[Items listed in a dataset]
+ + + + +
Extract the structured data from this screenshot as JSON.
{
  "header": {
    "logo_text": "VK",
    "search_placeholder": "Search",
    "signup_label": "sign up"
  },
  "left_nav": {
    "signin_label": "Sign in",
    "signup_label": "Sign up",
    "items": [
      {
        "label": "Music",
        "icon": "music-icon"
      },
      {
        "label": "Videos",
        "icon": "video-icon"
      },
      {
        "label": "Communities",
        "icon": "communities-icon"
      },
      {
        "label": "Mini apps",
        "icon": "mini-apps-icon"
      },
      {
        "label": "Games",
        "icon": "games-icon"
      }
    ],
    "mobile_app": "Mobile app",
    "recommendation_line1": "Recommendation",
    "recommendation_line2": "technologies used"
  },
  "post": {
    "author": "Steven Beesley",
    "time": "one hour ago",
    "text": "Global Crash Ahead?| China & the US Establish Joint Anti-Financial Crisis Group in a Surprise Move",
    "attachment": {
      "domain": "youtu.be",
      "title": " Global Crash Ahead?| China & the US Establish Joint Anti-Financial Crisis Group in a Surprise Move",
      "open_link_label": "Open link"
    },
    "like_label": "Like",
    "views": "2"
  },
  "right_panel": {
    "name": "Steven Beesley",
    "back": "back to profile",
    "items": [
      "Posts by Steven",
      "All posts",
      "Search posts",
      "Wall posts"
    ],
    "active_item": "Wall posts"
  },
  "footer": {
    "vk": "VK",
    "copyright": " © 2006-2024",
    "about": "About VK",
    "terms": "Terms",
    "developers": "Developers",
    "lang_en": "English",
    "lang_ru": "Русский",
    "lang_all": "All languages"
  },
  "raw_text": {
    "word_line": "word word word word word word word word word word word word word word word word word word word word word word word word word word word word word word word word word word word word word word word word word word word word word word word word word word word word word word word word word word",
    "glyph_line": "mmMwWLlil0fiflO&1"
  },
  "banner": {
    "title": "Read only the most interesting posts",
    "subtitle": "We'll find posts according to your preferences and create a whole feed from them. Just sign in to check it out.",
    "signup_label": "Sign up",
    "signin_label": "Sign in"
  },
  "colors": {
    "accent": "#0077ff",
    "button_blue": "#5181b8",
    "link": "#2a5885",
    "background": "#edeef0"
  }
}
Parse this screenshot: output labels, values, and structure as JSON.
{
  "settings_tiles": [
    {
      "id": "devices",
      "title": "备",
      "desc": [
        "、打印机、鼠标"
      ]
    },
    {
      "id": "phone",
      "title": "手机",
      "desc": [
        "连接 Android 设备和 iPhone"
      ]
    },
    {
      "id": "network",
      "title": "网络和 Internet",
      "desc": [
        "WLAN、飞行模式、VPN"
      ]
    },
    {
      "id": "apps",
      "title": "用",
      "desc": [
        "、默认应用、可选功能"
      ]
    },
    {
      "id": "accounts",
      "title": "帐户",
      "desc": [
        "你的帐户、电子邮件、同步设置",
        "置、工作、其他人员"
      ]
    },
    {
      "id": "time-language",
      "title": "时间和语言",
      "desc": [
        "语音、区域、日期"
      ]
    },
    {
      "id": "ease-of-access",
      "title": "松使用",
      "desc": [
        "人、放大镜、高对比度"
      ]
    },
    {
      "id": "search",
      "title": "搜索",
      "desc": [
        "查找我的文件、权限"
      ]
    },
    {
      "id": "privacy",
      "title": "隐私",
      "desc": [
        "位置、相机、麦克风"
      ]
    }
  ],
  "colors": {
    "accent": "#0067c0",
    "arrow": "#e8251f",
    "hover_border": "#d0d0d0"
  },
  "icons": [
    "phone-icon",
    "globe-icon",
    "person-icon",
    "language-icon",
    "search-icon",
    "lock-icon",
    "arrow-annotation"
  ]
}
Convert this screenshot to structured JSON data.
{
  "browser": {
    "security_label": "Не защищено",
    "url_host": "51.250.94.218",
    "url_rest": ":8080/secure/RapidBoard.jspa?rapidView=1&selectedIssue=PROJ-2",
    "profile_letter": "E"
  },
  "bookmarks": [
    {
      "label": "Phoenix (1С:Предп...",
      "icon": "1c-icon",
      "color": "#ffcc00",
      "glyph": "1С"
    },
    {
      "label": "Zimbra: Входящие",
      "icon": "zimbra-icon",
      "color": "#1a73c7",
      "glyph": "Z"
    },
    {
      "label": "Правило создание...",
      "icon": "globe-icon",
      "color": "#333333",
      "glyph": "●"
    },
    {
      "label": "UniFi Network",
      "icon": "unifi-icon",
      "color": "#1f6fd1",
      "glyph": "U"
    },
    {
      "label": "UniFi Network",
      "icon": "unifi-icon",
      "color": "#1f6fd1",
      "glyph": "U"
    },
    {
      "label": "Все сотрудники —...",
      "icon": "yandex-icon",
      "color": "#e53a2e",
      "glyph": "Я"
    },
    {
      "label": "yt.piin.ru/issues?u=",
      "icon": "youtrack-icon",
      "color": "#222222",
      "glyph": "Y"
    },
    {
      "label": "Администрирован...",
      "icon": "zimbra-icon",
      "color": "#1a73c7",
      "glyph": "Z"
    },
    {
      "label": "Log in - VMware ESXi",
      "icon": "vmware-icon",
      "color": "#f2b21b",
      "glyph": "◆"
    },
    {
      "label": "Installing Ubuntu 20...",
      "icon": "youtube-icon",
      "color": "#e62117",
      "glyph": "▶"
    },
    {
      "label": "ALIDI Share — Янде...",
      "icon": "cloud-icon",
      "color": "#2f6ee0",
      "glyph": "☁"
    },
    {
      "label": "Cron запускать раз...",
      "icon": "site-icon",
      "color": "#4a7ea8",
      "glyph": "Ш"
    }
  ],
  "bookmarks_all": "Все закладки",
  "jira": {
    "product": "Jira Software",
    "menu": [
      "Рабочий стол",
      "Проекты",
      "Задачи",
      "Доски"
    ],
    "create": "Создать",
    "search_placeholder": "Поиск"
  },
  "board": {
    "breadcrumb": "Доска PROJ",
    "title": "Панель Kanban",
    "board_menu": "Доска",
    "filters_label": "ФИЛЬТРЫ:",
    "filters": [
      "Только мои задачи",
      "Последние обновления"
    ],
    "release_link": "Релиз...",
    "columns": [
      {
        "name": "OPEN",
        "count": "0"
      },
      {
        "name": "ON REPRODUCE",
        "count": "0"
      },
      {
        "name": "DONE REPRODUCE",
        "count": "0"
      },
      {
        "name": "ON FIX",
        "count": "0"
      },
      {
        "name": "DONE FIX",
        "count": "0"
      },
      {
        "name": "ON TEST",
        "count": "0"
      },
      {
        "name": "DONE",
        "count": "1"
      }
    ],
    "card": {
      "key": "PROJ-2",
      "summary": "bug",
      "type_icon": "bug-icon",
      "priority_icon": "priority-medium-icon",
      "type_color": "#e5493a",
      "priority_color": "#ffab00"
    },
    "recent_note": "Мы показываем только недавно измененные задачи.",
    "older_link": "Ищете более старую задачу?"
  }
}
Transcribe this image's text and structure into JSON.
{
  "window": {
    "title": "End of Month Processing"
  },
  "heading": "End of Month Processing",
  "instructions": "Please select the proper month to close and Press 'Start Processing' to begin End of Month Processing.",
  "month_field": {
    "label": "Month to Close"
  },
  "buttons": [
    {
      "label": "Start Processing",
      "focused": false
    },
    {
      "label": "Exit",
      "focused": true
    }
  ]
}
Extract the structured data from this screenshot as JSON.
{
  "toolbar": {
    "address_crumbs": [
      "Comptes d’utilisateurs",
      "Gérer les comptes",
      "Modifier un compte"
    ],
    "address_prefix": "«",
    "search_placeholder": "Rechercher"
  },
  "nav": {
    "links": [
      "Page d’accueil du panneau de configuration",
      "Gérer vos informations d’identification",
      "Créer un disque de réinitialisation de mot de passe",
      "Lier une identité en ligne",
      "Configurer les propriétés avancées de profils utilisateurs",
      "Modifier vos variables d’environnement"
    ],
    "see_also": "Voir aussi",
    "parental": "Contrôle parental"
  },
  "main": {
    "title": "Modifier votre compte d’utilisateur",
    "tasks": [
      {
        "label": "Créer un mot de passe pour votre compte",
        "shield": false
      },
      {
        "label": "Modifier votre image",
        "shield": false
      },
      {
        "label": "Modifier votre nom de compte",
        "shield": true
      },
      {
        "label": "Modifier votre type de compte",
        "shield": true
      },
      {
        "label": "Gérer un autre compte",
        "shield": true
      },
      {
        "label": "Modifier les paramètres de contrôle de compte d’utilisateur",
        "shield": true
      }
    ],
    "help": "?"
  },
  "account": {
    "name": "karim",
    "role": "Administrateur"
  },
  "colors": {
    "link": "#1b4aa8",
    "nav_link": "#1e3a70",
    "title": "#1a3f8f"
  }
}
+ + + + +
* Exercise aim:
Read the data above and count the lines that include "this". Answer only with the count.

* Task response:
5